- ASSIGNMENT -
Copy exactly. Begin at the line containing "Read all visible" and stop at the last line of the entries, omitting any pictures.

- DATA SUPPLIED -
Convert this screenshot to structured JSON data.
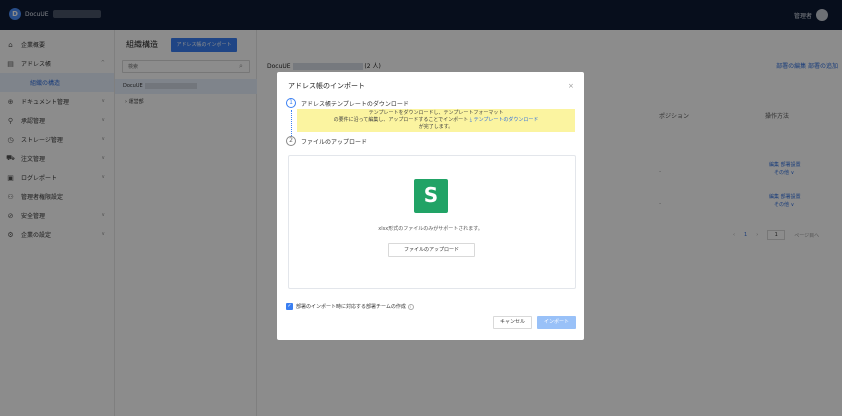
{
  "brand": {
    "name": "DocuUE"
  },
  "header": {
    "admin_label": "管理者"
  },
  "sidebar": {
    "items": [
      {
        "icon": "home-icon",
        "glyph": "⌂",
        "label": "企業概要"
      },
      {
        "icon": "book-icon",
        "glyph": "▤",
        "label": "アドレス帳",
        "chevron": "^"
      },
      {
        "sub": true,
        "label": "組織の構造"
      },
      {
        "icon": "document-icon",
        "glyph": "⊕",
        "label": "ドキュメント管理",
        "chevron": "∨"
      },
      {
        "icon": "user-icon",
        "glyph": "⚲",
        "label": "承認管理",
        "chevron": "∨"
      },
      {
        "icon": "storage-icon",
        "glyph": "◷",
        "label": "ストレージ管理",
        "chevron": "∨"
      },
      {
        "icon": "cart-icon",
        "glyph": "⛟",
        "label": "注文管理",
        "chevron": "∨"
      },
      {
        "icon": "log-icon",
        "glyph": "▣",
        "label": "ログレポート",
        "chevron": "∨"
      },
      {
        "icon": "admin-icon",
        "glyph": "⚇",
        "label": "管理者権限設定"
      },
      {
        "icon": "shield-icon",
        "glyph": "⊘",
        "label": "安全管理",
        "chevron": "∨"
      },
      {
        "icon": "settings-icon",
        "glyph": "⚙",
        "label": "企業の設定",
        "chevron": "∨"
      }
    ]
  },
  "panel": {
    "title": "組織構造",
    "import_button": "アドレス帳のインポート",
    "search_placeholder": "検索",
    "tree": {
      "root": "DocuUE",
      "child": "運営部"
    }
  },
  "main": {
    "header": "DocuUE",
    "count": "(2 人)",
    "links": "部署の編集 部署の追加",
    "columns": [
      "ポジション",
      "操作方法"
    ],
    "rows": [
      {
        "position": "-",
        "actions": [
          "編集 部署設置",
          "その他 ∨"
        ]
      },
      {
        "position": "-",
        "actions": [
          "編集 部署設置",
          "その他 ∨"
        ]
      }
    ],
    "pager": {
      "prev": "‹",
      "page": "1",
      "next": "›",
      "goto_value": "1",
      "suffix": "ページ目へ"
    }
  },
  "modal": {
    "title": "アドレス帳のインポート",
    "close": "×",
    "step1": {
      "num": "1",
      "label": "アドレス帳テンプレートのダウンロード"
    },
    "hint": {
      "line1": "テンプレートをダウンロードし、テンプレートフォーマット",
      "line2": "の要件に沿って編集し、アップロードすることでインポート",
      "link": "テンプレートのダウンロード",
      "line3": "が完了します。"
    },
    "step2": {
      "num": "2",
      "label": "ファイルのアップロード"
    },
    "file_glyph": "S",
    "support_text": "xlsx形式のファイルのみがサポートされます。",
    "upload_button": "ファイルのアップロード",
    "checkbox_label": "部署のインポート時に対応する部署チームの作成",
    "cancel": "キャンセル",
    "import": "インポート"
  }
}
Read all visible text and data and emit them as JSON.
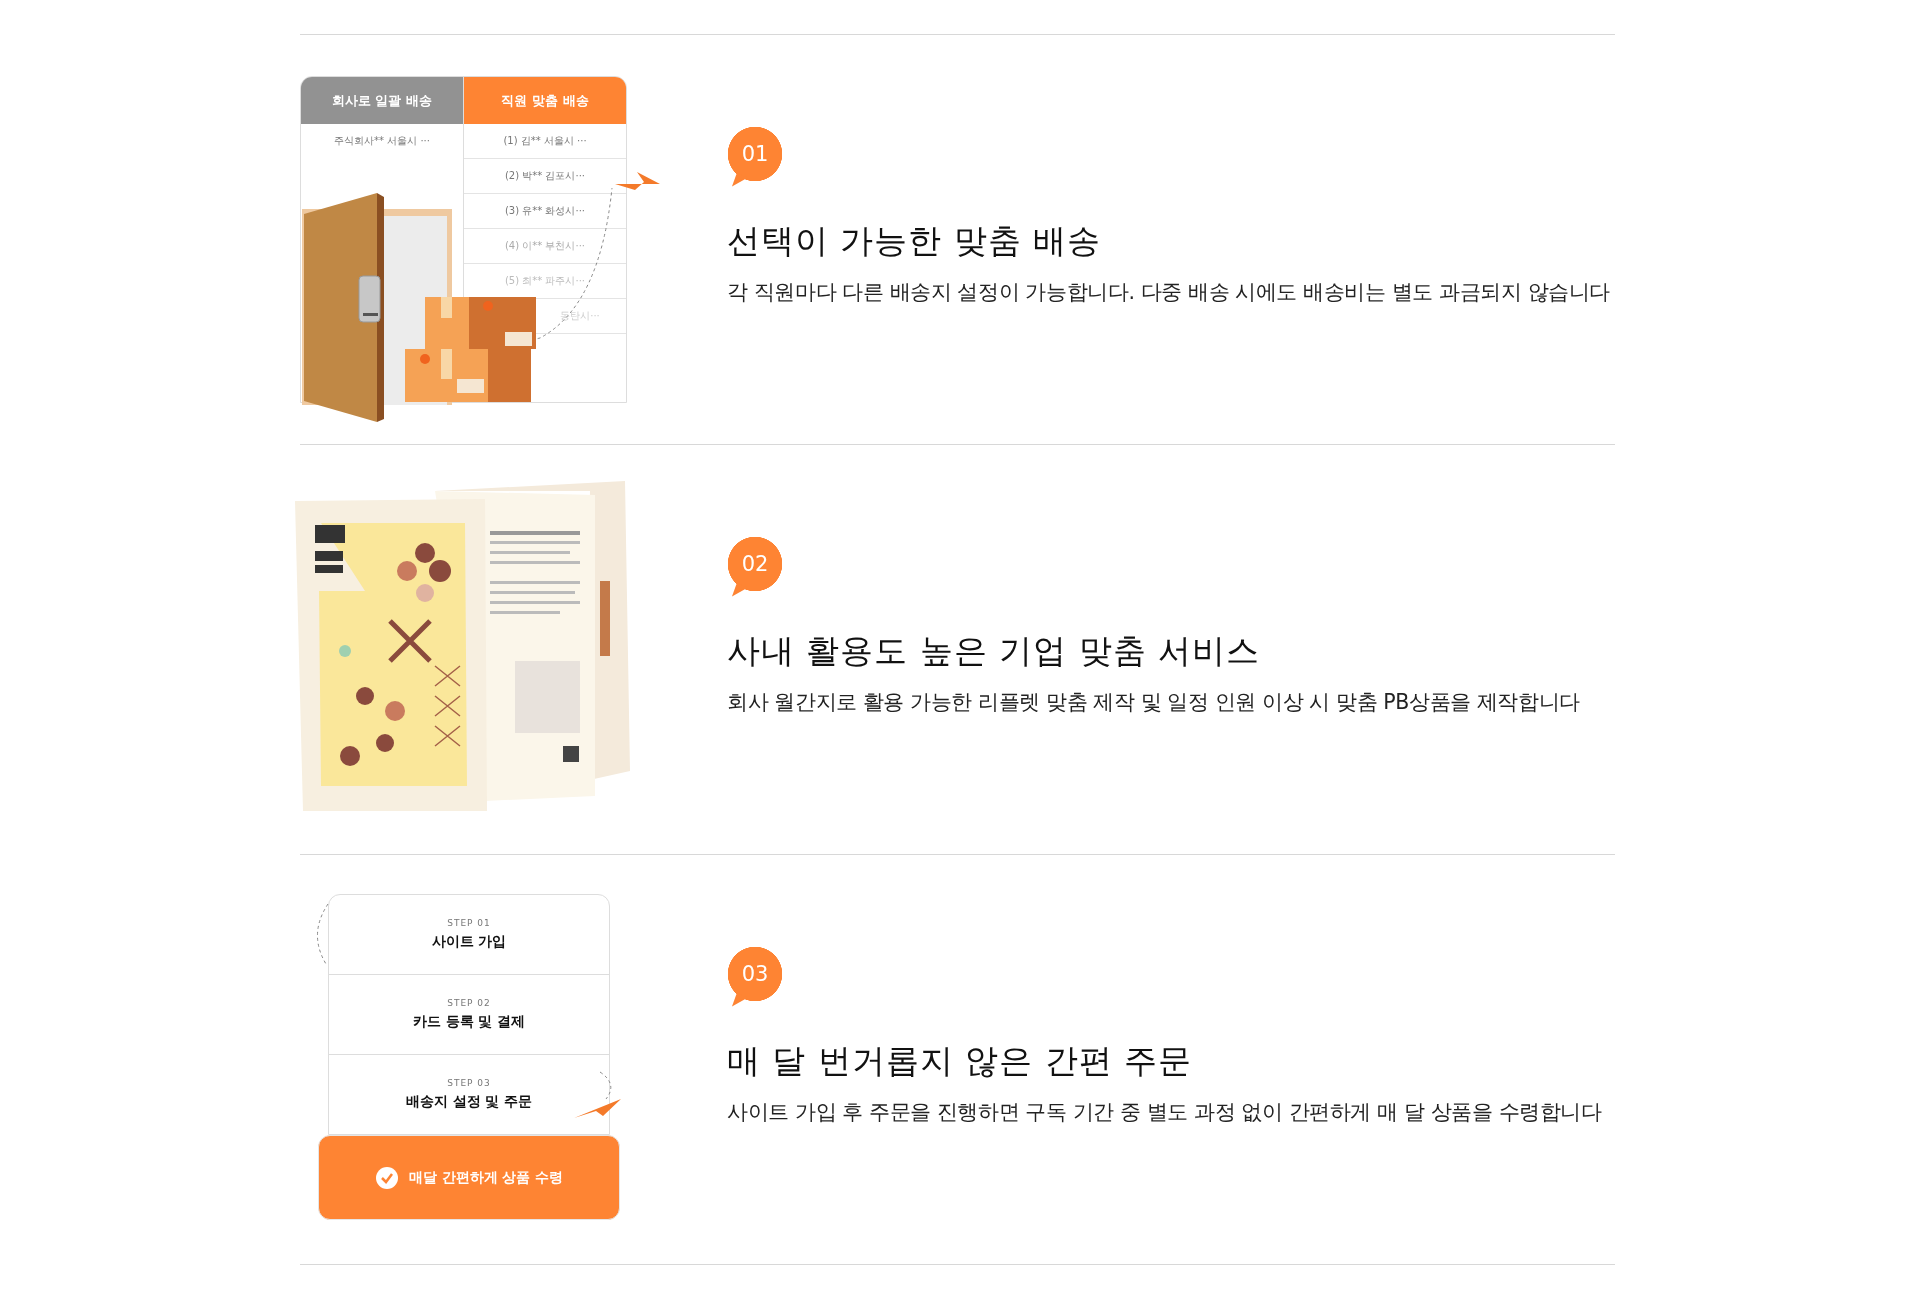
{
  "sections": [
    {
      "kind": "delivery",
      "number": "01",
      "title": "선택이 가능한 맞춤 배송",
      "description": "각 직원마다 다른 배송지 설정이 가능합니다. 다중 배송 시에도 배송비는 별도 과금되지 않습니다",
      "table": {
        "columns": [
          {
            "label": "회사로 일괄 배송",
            "selected": false,
            "rows": [
              "주식회사** 서울시 ···"
            ]
          },
          {
            "label": "직원 맞춤 배송",
            "selected": true,
            "rows": [
              "(1) 김** 서울시 ···",
              "(2) 박** 김포시···",
              "(3) 유** 화성시···",
              "(4) 이** 부천시···",
              "(5) 최** 파주시···",
              "동탄시···"
            ]
          }
        ]
      }
    },
    {
      "kind": "leaflet",
      "number": "02",
      "title": "사내 활용도 높은 기업 맞춤 서비스",
      "description": "회사 월간지로 활용 가능한 리플렛 맞춤 제작 및 일정 인원 이상 시 맞춤 PB상품을 제작합니다"
    },
    {
      "kind": "steps",
      "number": "03",
      "title": "매 달 번거롭지 않은 간편 주문",
      "description": "사이트 가입 후 주문을 진행하면 구독 기간 중 별도 과정 없이 간편하게 매 달 상품을 수령합니다",
      "steps": [
        {
          "label": "STEP 01",
          "title": "사이트 가입"
        },
        {
          "label": "STEP 02",
          "title": "카드 등록 및 결제"
        },
        {
          "label": "STEP 03",
          "title": "배송지 설정 및 주문"
        }
      ],
      "result": "매달 간편하게 상품 수령"
    }
  ]
}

- RESPONSE AREA -
Read all visible text and data and emit them as JSON.
{
  "sections": [
    {
      "kind": "delivery",
      "number": "01",
      "title": "선택이 가능한 맞춤 배송",
      "description": "각 직원마다 다른 배송지 설정이 가능합니다. 다중 배송 시에도 배송비는 별도 과금되지 않습니다",
      "table": {
        "columns": [
          {
            "label": "회사로 일괄 배송",
            "selected": false,
            "rows": [
              "주식회사** 서울시 ···"
            ]
          },
          {
            "label": "직원 맞춤 배송",
            "selected": true,
            "rows": [
              "(1) 김** 서울시 ···",
              "(2) 박** 김포시···",
              "(3) 유** 화성시···",
              "(4) 이** 부천시···",
              "(5) 최** 파주시···",
              "동탄시···"
            ]
          }
        ]
      }
    },
    {
      "kind": "leaflet",
      "number": "02",
      "title": "사내 활용도 높은 기업 맞춤 서비스",
      "description": "회사 월간지로 활용 가능한 리플렛 맞춤 제작 및 일정 인원 이상 시 맞춤 PB상품을 제작합니다"
    },
    {
      "kind": "steps",
      "number": "03",
      "title": "매 달 번거롭지 않은 간편 주문",
      "description": "사이트 가입 후 주문을 진행하면 구독 기간 중 별도 과정 없이 간편하게 매 달 상품을 수령합니다",
      "steps": [
        {
          "label": "STEP 01",
          "title": "사이트 가입"
        },
        {
          "label": "STEP 02",
          "title": "카드 등록 및 결제"
        },
        {
          "label": "STEP 03",
          "title": "배송지 설정 및 주문"
        }
      ],
      "result": "매달 간편하게 상품 수령"
    }
  ]
}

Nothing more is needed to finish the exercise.